What the task asks | Below are records; copy every line in them that holds the word "text".

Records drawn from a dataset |

####################

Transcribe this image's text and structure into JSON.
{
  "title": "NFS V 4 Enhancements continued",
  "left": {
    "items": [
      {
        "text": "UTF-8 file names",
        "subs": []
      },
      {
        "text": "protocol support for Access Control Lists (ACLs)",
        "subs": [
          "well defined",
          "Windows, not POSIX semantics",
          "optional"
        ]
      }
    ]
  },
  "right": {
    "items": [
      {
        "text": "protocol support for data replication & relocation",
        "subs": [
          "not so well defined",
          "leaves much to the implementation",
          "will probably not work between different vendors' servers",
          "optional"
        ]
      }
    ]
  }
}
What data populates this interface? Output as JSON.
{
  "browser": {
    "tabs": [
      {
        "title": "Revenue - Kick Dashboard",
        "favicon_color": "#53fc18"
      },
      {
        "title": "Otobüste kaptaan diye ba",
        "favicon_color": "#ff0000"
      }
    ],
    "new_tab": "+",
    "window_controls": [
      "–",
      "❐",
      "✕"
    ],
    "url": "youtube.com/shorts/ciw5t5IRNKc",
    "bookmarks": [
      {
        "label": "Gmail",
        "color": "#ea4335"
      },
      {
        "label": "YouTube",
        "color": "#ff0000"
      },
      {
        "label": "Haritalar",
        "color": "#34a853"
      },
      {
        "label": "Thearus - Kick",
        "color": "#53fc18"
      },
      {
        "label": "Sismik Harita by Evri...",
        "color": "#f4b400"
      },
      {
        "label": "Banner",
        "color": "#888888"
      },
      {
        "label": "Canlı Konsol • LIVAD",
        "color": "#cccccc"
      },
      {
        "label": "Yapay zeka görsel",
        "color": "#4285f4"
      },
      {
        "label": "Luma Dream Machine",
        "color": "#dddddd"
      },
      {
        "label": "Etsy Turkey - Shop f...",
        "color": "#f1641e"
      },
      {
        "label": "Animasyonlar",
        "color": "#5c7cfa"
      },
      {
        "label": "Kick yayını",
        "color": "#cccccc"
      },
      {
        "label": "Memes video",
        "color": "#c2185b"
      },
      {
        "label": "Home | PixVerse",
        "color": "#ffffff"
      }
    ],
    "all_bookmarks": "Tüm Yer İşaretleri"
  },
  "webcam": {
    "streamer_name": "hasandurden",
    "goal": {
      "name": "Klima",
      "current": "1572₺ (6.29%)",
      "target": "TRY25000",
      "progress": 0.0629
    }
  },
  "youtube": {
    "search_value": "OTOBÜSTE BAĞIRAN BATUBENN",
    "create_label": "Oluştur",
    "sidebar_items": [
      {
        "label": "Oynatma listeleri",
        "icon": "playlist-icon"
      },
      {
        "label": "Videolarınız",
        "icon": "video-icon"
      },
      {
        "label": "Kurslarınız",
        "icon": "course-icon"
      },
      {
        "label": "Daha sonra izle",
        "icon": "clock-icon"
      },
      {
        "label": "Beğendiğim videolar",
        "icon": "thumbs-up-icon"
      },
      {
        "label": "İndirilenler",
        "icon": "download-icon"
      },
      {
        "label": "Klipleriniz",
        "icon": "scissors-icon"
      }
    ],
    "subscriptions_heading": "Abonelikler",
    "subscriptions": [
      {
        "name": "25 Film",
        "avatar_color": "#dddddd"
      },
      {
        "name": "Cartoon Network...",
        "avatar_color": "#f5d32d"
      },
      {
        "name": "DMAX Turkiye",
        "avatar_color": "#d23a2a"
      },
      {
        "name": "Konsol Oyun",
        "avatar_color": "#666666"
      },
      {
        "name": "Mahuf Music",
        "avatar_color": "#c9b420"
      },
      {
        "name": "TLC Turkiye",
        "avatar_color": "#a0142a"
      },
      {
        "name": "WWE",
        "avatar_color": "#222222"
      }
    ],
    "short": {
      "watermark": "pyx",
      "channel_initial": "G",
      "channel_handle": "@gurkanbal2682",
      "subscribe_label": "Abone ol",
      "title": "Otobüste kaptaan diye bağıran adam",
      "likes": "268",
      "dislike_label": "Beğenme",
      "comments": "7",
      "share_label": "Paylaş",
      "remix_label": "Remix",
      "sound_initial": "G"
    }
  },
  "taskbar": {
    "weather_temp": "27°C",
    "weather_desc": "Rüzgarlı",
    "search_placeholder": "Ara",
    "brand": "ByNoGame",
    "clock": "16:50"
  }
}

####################

Result |
Transcribe this image's text and structure into JSON.
        "text": "UTF-8 file names",
        "text": "protocol support for Access Control Lists (ACLs)",
        "text": "protocol support for data replication & relocation",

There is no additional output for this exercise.